content and associations of cairnfields provide important information on the
development of land use and agricultural practices. Cairnfields also retain
information on the diversity of beliefs and social organisation during the
prehistoric period.

A ring cairn is a prehistoric ritual monument comprising a circular bank up to
20m in diameter surrounding a hollow central area. The bank may have stone
kerbing on the inside and outside made up of small uprights or laid boulders.
Ring cairns are mainly found in upland areas of England and are mostly
discovered and authenticated by fieldwork. They often occur in pairs or small
groups and are occasionally associated with round barrow cemeteries. Ring
cairns are interpreted as ritual monuments of Early and Middle Bronze Age
date. The exact nature of the rituals concerned is not fully understood, but
excavation has revealed pits, some containing burials and others containing
charcoal and pottery taken to indicate feasting activities associated with
burial rites. As a relatively rare class of monument exhibiting considerable
variation in form, all postively identified examples retaining significant
archaeological deposits are considered worthy of preservation.
Ring cairns are unusual on the North York Moors and this is an important and
well-preserved example. The cairnfield and ring cairn have survived well, so
significant information about the relationship between them, their original
form and any burials placed within them will be preserved. Evidence of earlier
land use will also survive beneath the monument.

Source: Historic England


Books and journals
Smith, M J B, Excavated Bronze Age Burial Mounds of Durham and N' land., (1994), 1-38
Spratt, D A, Prehistoric and Roman Archaeology of North East Yorkshire, (1994), 109-122

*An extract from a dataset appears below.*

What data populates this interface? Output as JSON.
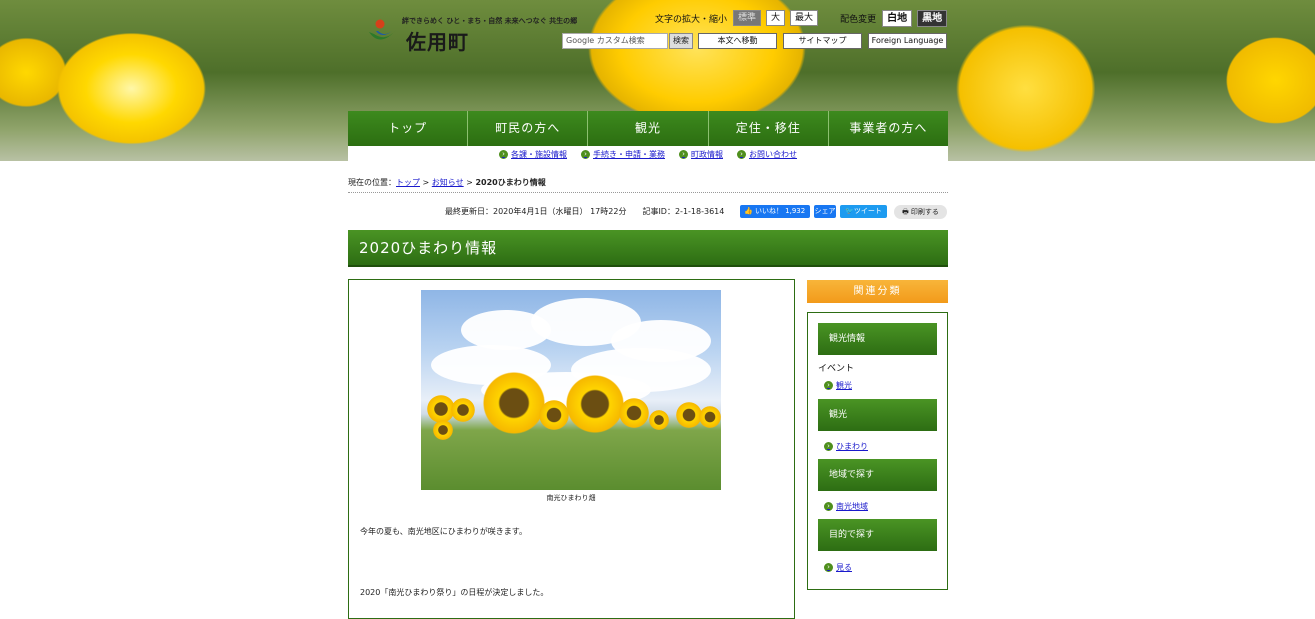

Source: Historic England

Other nearby scheduled monuments is an independent online resource and is not associated with any government department. All government data published here is used under licence. Please do not contact for any queries related to any individual ancient or schedued monument, planning permission related to scheduled monuments or the scheduling process itself. is a Good Stuff website.